(Stored dataset items)
Content starts

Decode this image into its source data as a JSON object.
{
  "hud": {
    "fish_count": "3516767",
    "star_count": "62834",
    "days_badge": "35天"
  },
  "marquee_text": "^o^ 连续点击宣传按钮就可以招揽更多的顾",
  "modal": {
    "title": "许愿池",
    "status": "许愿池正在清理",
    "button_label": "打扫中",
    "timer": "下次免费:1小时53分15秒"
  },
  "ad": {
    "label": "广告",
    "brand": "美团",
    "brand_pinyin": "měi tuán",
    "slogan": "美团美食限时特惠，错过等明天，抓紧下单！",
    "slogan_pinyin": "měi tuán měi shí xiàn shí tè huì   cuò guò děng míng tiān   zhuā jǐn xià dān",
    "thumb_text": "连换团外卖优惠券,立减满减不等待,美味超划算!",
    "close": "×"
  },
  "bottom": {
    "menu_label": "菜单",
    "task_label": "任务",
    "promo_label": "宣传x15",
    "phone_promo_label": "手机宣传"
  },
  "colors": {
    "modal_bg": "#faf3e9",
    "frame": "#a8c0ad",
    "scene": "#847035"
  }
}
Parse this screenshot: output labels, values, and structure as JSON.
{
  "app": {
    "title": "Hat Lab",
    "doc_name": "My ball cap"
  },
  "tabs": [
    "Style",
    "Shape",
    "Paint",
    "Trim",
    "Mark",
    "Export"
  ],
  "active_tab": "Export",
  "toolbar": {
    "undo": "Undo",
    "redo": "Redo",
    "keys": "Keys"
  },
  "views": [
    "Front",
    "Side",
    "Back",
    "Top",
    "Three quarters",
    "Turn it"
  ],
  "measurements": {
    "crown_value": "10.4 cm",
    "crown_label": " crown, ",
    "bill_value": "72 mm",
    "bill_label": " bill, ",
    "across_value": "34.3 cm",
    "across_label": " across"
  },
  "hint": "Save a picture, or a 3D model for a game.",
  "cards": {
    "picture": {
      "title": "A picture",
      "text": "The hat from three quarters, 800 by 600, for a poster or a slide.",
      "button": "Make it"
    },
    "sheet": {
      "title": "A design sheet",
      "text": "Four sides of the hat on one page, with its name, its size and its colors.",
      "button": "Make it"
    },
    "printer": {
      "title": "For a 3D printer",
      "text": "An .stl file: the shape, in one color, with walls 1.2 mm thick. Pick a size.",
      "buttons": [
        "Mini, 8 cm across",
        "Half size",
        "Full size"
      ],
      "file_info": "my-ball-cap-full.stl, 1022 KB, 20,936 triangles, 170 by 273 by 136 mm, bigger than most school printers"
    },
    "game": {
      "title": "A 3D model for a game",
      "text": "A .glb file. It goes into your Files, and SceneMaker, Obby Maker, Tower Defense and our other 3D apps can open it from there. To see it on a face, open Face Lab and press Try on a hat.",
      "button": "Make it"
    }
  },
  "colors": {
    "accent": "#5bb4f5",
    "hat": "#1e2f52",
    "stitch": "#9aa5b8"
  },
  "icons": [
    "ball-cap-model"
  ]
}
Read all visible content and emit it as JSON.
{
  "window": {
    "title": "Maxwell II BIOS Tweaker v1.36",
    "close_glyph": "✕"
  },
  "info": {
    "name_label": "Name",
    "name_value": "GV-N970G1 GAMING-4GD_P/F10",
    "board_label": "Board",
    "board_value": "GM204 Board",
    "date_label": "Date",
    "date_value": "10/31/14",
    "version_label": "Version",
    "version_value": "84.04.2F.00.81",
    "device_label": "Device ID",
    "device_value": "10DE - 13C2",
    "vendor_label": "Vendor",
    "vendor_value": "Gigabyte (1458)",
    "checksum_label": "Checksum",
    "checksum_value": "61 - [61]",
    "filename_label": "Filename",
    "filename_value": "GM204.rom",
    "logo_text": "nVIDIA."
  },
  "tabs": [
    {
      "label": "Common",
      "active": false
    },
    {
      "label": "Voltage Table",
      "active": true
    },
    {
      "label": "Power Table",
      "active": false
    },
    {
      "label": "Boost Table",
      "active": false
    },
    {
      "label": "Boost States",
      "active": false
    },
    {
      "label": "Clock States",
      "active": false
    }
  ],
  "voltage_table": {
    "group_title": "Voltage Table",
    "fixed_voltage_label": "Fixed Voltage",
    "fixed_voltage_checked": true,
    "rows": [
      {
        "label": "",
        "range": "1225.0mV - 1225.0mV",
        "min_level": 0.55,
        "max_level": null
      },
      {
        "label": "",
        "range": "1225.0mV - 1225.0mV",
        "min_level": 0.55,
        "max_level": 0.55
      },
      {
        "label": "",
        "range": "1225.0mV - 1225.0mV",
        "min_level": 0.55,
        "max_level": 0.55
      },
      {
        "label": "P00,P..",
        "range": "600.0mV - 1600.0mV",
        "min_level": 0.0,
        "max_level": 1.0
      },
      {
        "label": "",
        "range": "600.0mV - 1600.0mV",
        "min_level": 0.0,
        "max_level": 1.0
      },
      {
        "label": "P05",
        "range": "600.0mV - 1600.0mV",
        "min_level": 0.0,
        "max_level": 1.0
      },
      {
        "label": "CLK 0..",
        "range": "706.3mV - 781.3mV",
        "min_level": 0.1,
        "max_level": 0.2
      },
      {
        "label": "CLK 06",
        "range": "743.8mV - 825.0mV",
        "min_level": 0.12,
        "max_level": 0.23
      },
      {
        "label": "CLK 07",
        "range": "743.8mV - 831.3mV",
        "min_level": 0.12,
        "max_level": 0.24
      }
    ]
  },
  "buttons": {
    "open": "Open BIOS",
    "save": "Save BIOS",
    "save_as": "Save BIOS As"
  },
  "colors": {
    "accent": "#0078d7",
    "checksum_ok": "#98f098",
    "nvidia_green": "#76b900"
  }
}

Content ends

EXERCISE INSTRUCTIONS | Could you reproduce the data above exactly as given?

TASK ANSWER |
Decode this image into its source data as a JSON object.
{
  "hud": {
    "fish_count": "3516767",
    "star_count": "62834",
    "days_badge": "35天"
  },
  "marquee_text": "^o^ 连续点击宣传按钮就可以招揽更多的顾",
  "modal": {
    "title": "许愿池",
    "status": "许愿池正在清理",
    "button_label": "打扫中",
    "timer": "下次免费:1小时53分15秒"
  },
  "ad": {
    "label": "广告",
    "brand": "美团",
    "brand_pinyin": "měi tuán",
    "slogan": "美团美食限时特惠，错过等明天，抓紧下单！",
    "slogan_pinyin": "měi tuán měi shí xiàn shí tè huì   cuò guò děng míng tiān   zhuā jǐn xià dān",
    "thumb_text": "连换团外卖优惠券,立减满减不等待,美味超划算!",
    "close": "×"
  },
  "bottom": {
    "menu_label": "菜单",
    "task_label": "任务",
    "promo_label": "宣传x15",
    "phone_promo_label": "手机宣传"
  },
  "colors": {
    "modal_bg": "#faf3e9",
    "frame": "#a8c0ad",
    "scene": "#847035"
  }
}
Parse this screenshot: output labels, values, and structure as JSON.
{
  "app": {
    "title": "Hat Lab",
    "doc_name": "My ball cap"
  },
  "tabs": [
    "Style",
    "Shape",
    "Paint",
    "Trim",
    "Mark",
    "Export"
  ],
  "active_tab": "Export",
  "toolbar": {
    "undo": "Undo",
    "redo": "Redo",
    "keys": "Keys"
  },
  "views": [
    "Front",
    "Side",
    "Back",
    "Top",
    "Three quarters",
    "Turn it"
  ],
  "measurements": {
    "crown_value": "10.4 cm",
    "crown_label": " crown, ",
    "bill_value": "72 mm",
    "bill_label": " bill, ",
    "across_value": "34.3 cm",
    "across_label": " across"
  },
  "hint": "Save a picture, or a 3D model for a game.",
  "cards": {
    "picture": {
      "title": "A picture",
      "text": "The hat from three quarters, 800 by 600, for a poster or a slide.",
      "button": "Make it"
    },
    "sheet": {
      "title": "A design sheet",
      "text": "Four sides of the hat on one page, with its name, its size and its colors.",
      "button": "Make it"
    },
    "printer": {
      "title": "For a 3D printer",
      "text": "An .stl file: the shape, in one color, with walls 1.2 mm thick. Pick a size.",
      "buttons": [
        "Mini, 8 cm across",
        "Half size",
        "Full size"
      ],
      "file_info": "my-ball-cap-full.stl, 1022 KB, 20,936 triangles, 170 by 273 by 136 mm, bigger than most school printers"
    },
    "game": {
      "title": "A 3D model for a game",
      "text": "A .glb file. It goes into your Files, and SceneMaker, Obby Maker, Tower Defense and our other 3D apps can open it from there. To see it on a face, open Face Lab and press Try on a hat.",
      "button": "Make it"
    }
  },
  "colors": {
    "accent": "#5bb4f5",
    "hat": "#1e2f52",
    "stitch": "#9aa5b8"
  },
  "icons": [
    "ball-cap-model"
  ]
}
Read all visible content and emit it as JSON.
{
  "window": {
    "title": "Maxwell II BIOS Tweaker v1.36",
    "close_glyph": "✕"
  },
  "info": {
    "name_label": "Name",
    "name_value": "GV-N970G1 GAMING-4GD_P/F10",
    "board_label": "Board",
    "board_value": "GM204 Board",
    "date_label": "Date",
    "date_value": "10/31/14",
    "version_label": "Version",
    "version_value": "84.04.2F.00.81",
    "device_label": "Device ID",
    "device_value": "10DE - 13C2",
    "vendor_label": "Vendor",
    "vendor_value": "Gigabyte (1458)",
    "checksum_label": "Checksum",
    "checksum_value": "61 - [61]",
    "filename_label": "Filename",
    "filename_value": "GM204.rom",
    "logo_text": "nVIDIA."
  },
  "tabs": [
    {
      "label": "Common",
      "active": false
    },
    {
      "label": "Voltage Table",
      "active": true
    },
    {
      "label": "Power Table",
      "active": false
    },
    {
      "label": "Boost Table",
      "active": false
    },
    {
      "label": "Boost States",
      "active": false
    },
    {
      "label": "Clock States",
      "active": false
    }
  ],
  "voltage_table": {
    "group_title": "Voltage Table",
    "fixed_voltage_label": "Fixed Voltage",
    "fixed_voltage_checked": true,
    "rows": [
      {
        "label": "",
        "range": "1225.0mV - 1225.0mV",
        "min_level": 0.55,
        "max_level": null
      },
      {
        "label": "",
        "range": "1225.0mV - 1225.0mV",
        "min_level": 0.55,
        "max_level": 0.55
      },
      {
        "label": "",
        "range": "1225.0mV - 1225.0mV",
        "min_level": 0.55,
        "max_level": 0.55
      },
      {
        "label": "P00,P..",
        "range": "600.0mV - 1600.0mV",
        "min_level": 0.0,
        "max_level": 1.0
      },
      {
        "label": "",
        "range": "600.0mV - 1600.0mV",
        "min_level": 0.0,
        "max_level": 1.0
      },
      {
        "label": "P05",
        "range": "600.0mV - 1600.0mV",
        "min_level": 0.0,
        "max_level": 1.0
      },
      {
        "label": "CLK 0..",
        "range": "706.3mV - 781.3mV",
        "min_level": 0.1,
        "max_level": 0.2
      },
      {
        "label": "CLK 06",
        "range": "743.8mV - 825.0mV",
        "min_level": 0.12,
        "max_level": 0.23
      },
      {
        "label": "CLK 07",
        "range": "743.8mV - 831.3mV",
        "min_level": 0.12,
        "max_level": 0.24
      }
    ]
  },
  "buttons": {
    "open": "Open BIOS",
    "save": "Save BIOS",
    "save_as": "Save BIOS As"
  },
  "colors": {
    "accent": "#0078d7",
    "checksum_ok": "#98f098",
    "nvidia_green": "#76b900"
  }
}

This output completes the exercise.